= RECORDED INFORMATION =
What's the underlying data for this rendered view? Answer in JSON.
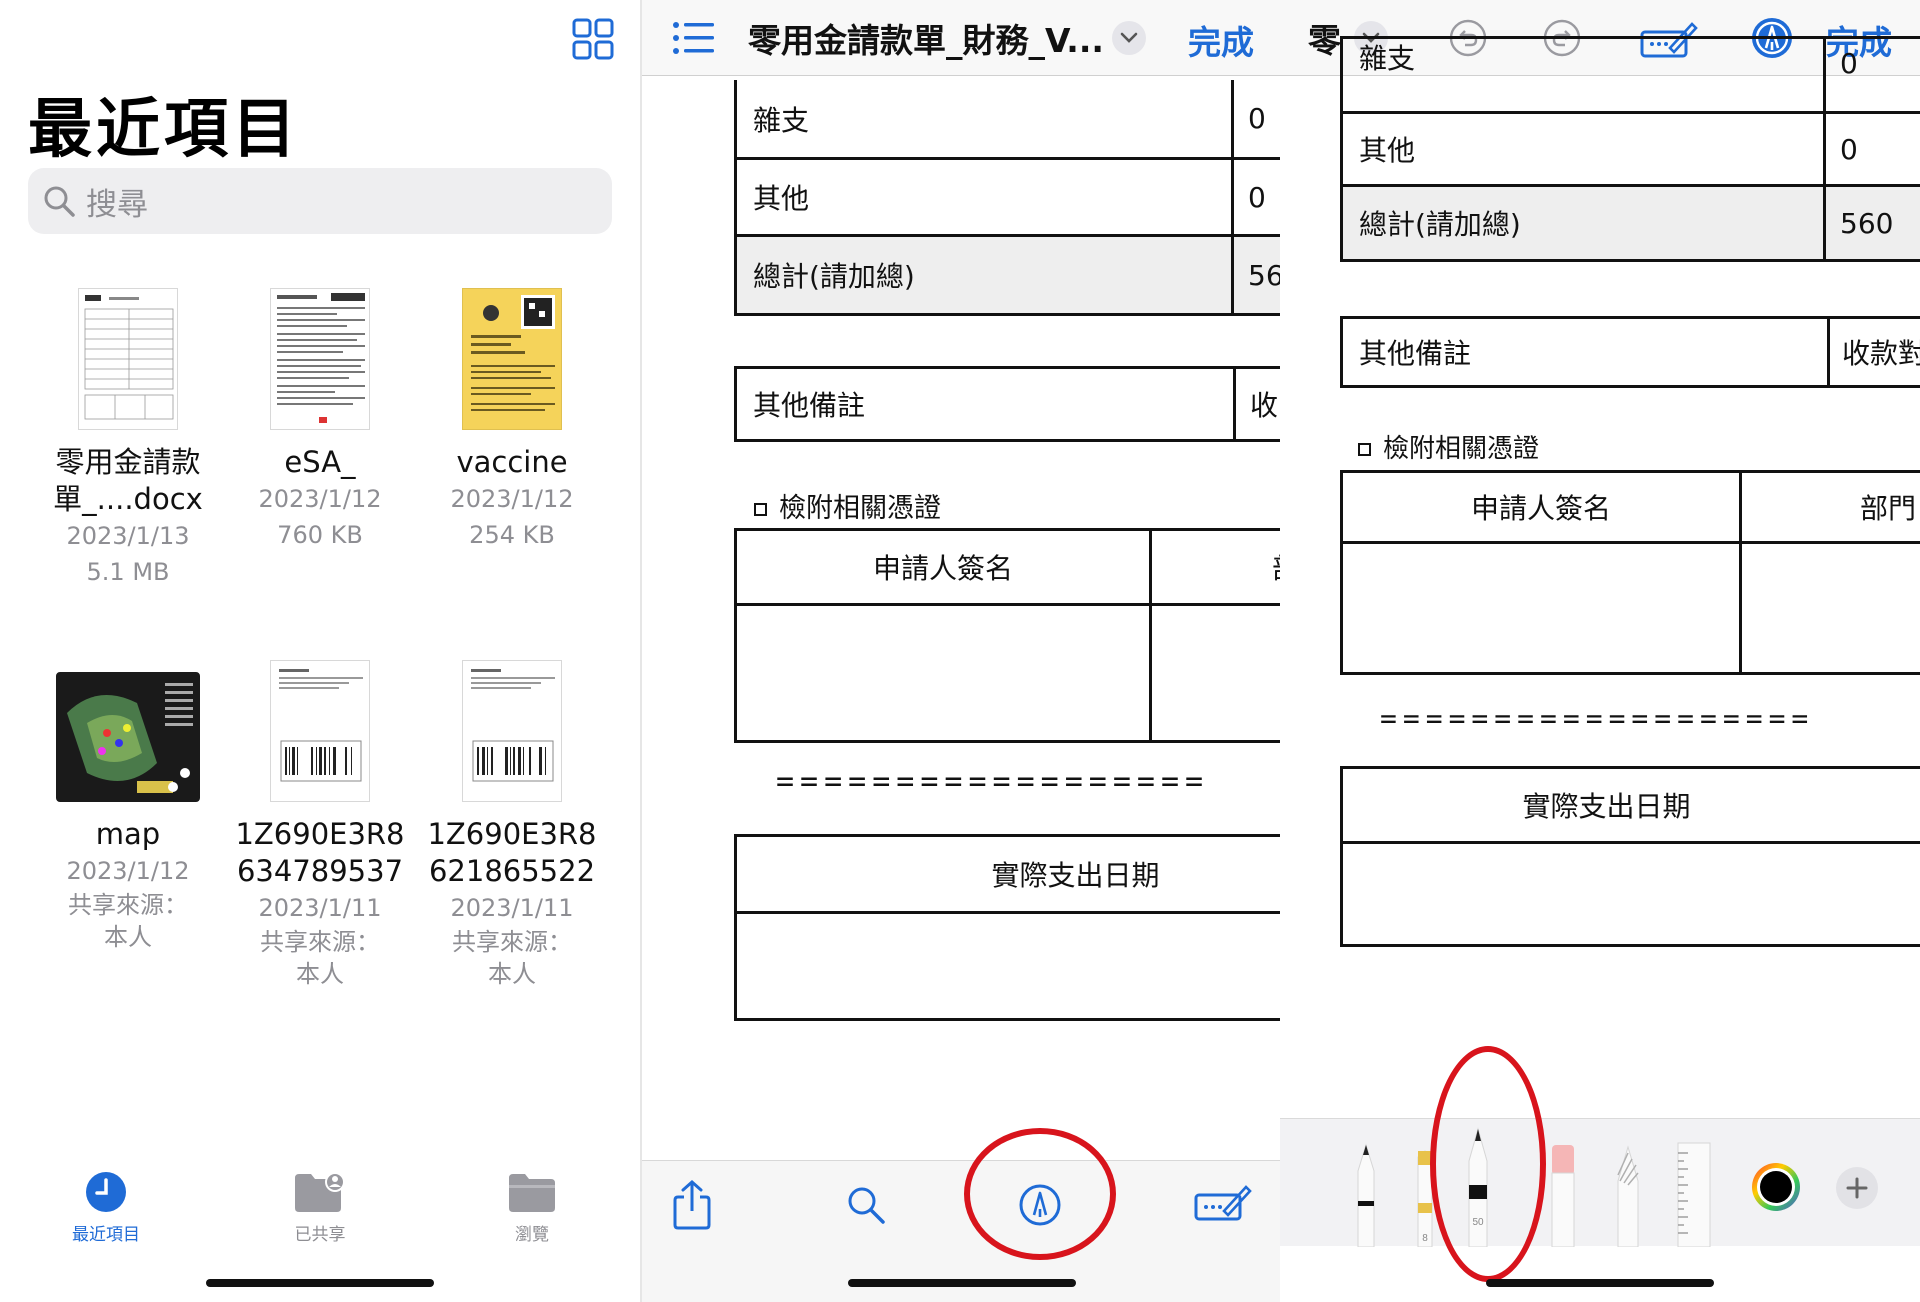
{
  "files_app": {
    "title": "最近項目",
    "search_placeholder": "搜尋",
    "files": [
      {
        "name_line1": "零用金請款",
        "name_line2": "單_....docx",
        "date": "2023/1/13",
        "size": "5.1 MB",
        "shared_line1": "",
        "shared_line2": ""
      },
      {
        "name_line1": "eSA_",
        "name_line2": "",
        "date": "2023/1/12",
        "size": "760 KB",
        "shared_line1": "",
        "shared_line2": ""
      },
      {
        "name_line1": "vaccine",
        "name_line2": "",
        "date": "2023/1/12",
        "size": "254 KB",
        "shared_line1": "",
        "shared_line2": ""
      },
      {
        "name_line1": "map",
        "name_line2": "",
        "date": "2023/1/12",
        "size": "",
        "shared_line1": "共享來源：",
        "shared_line2": "本人"
      },
      {
        "name_line1": "1Z690E3R8",
        "name_line2": "634789537",
        "date": "2023/1/11",
        "size": "",
        "shared_line1": "共享來源：",
        "shared_line2": "本人"
      },
      {
        "name_line1": "1Z690E3R8",
        "name_line2": "621865522",
        "date": "2023/1/11",
        "size": "",
        "shared_line1": "共享來源：",
        "shared_line2": "本人"
      }
    ],
    "tabs": [
      {
        "label": "最近項目",
        "icon": "clock-icon",
        "active": true
      },
      {
        "label": "已共享",
        "icon": "shared-folder-icon",
        "active": false
      },
      {
        "label": "瀏覽",
        "icon": "folder-icon",
        "active": false
      }
    ]
  },
  "viewer": {
    "doc_title": "零用金請款單_財務_V...",
    "done_label": "完成",
    "rows": {
      "misc_label": "雜支",
      "misc_value": "0",
      "other_label": "其他",
      "other_value": "0",
      "total_label": "總計(請加總)",
      "total_value": "560",
      "total_value_cut": "56",
      "remarks_label": "其他備註",
      "remarks_right_cut": "收"
    },
    "attach_label": "檢附相關憑證",
    "applicant_label": "申請人簽名",
    "applicant_right_cut": "部",
    "dashes": "==================",
    "actual_date_label": "實際支出日期",
    "bottom_icons": [
      "share-icon",
      "search-icon",
      "markup-icon",
      "edit-form-icon"
    ]
  },
  "markup": {
    "doc_title": "零",
    "done_label": "完成",
    "rows": {
      "misc_label": "雜支",
      "misc_value": "0",
      "other_label": "其他",
      "other_value": "0",
      "total_label": "總計(請加總)",
      "total_value": "560",
      "remarks_label": "其他備註",
      "remarks_right": "收款對"
    },
    "attach_label": "檢附相關憑證",
    "applicant_label": "申請人簽名",
    "dept_cut": "部門",
    "dashes": "===================",
    "actual_date_label": "實際支出日期",
    "pen_width_label": "50",
    "marker_width_label": "8",
    "tools": [
      "pen-icon",
      "marker-icon",
      "pencil-icon",
      "eraser-icon",
      "lasso-icon",
      "ruler-icon",
      "color-wheel-icon",
      "add-icon"
    ]
  },
  "colors": {
    "accent": "#1f6bd6",
    "annotation": "#d8141c"
  }
}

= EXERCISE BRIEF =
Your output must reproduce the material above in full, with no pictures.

= TASK RESPONSE =
What's the underlying data for this rendered view? Answer in JSON.
{
  "files_app": {
    "title": "最近項目",
    "search_placeholder": "搜尋",
    "files": [
      {
        "name_line1": "零用金請款",
        "name_line2": "單_....docx",
        "date": "2023/1/13",
        "size": "5.1 MB",
        "shared_line1": "",
        "shared_line2": ""
      },
      {
        "name_line1": "eSA_",
        "name_line2": "",
        "date": "2023/1/12",
        "size": "760 KB",
        "shared_line1": "",
        "shared_line2": ""
      },
      {
        "name_line1": "vaccine",
        "name_line2": "",
        "date": "2023/1/12",
        "size": "254 KB",
        "shared_line1": "",
        "shared_line2": ""
      },
      {
        "name_line1": "map",
        "name_line2": "",
        "date": "2023/1/12",
        "size": "",
        "shared_line1": "共享來源：",
        "shared_line2": "本人"
      },
      {
        "name_line1": "1Z690E3R8",
        "name_line2": "634789537",
        "date": "2023/1/11",
        "size": "",
        "shared_line1": "共享來源：",
        "shared_line2": "本人"
      },
      {
        "name_line1": "1Z690E3R8",
        "name_line2": "621865522",
        "date": "2023/1/11",
        "size": "",
        "shared_line1": "共享來源：",
        "shared_line2": "本人"
      }
    ],
    "tabs": [
      {
        "label": "最近項目",
        "icon": "clock-icon",
        "active": true
      },
      {
        "label": "已共享",
        "icon": "shared-folder-icon",
        "active": false
      },
      {
        "label": "瀏覽",
        "icon": "folder-icon",
        "active": false
      }
    ]
  },
  "viewer": {
    "doc_title": "零用金請款單_財務_V...",
    "done_label": "完成",
    "rows": {
      "misc_label": "雜支",
      "misc_value": "0",
      "other_label": "其他",
      "other_value": "0",
      "total_label": "總計(請加總)",
      "total_value": "560",
      "total_value_cut": "56",
      "remarks_label": "其他備註",
      "remarks_right_cut": "收"
    },
    "attach_label": "檢附相關憑證",
    "applicant_label": "申請人簽名",
    "applicant_right_cut": "部",
    "dashes": "==================",
    "actual_date_label": "實際支出日期",
    "bottom_icons": [
      "share-icon",
      "search-icon",
      "markup-icon",
      "edit-form-icon"
    ]
  },
  "markup": {
    "doc_title": "零",
    "done_label": "完成",
    "rows": {
      "misc_label": "雜支",
      "misc_value": "0",
      "other_label": "其他",
      "other_value": "0",
      "total_label": "總計(請加總)",
      "total_value": "560",
      "remarks_label": "其他備註",
      "remarks_right": "收款對"
    },
    "attach_label": "檢附相關憑證",
    "applicant_label": "申請人簽名",
    "dept_cut": "部門",
    "dashes": "===================",
    "actual_date_label": "實際支出日期",
    "pen_width_label": "50",
    "marker_width_label": "8",
    "tools": [
      "pen-icon",
      "marker-icon",
      "pencil-icon",
      "eraser-icon",
      "lasso-icon",
      "ruler-icon",
      "color-wheel-icon",
      "add-icon"
    ]
  },
  "colors": {
    "accent": "#1f6bd6",
    "annotation": "#d8141c"
  }
}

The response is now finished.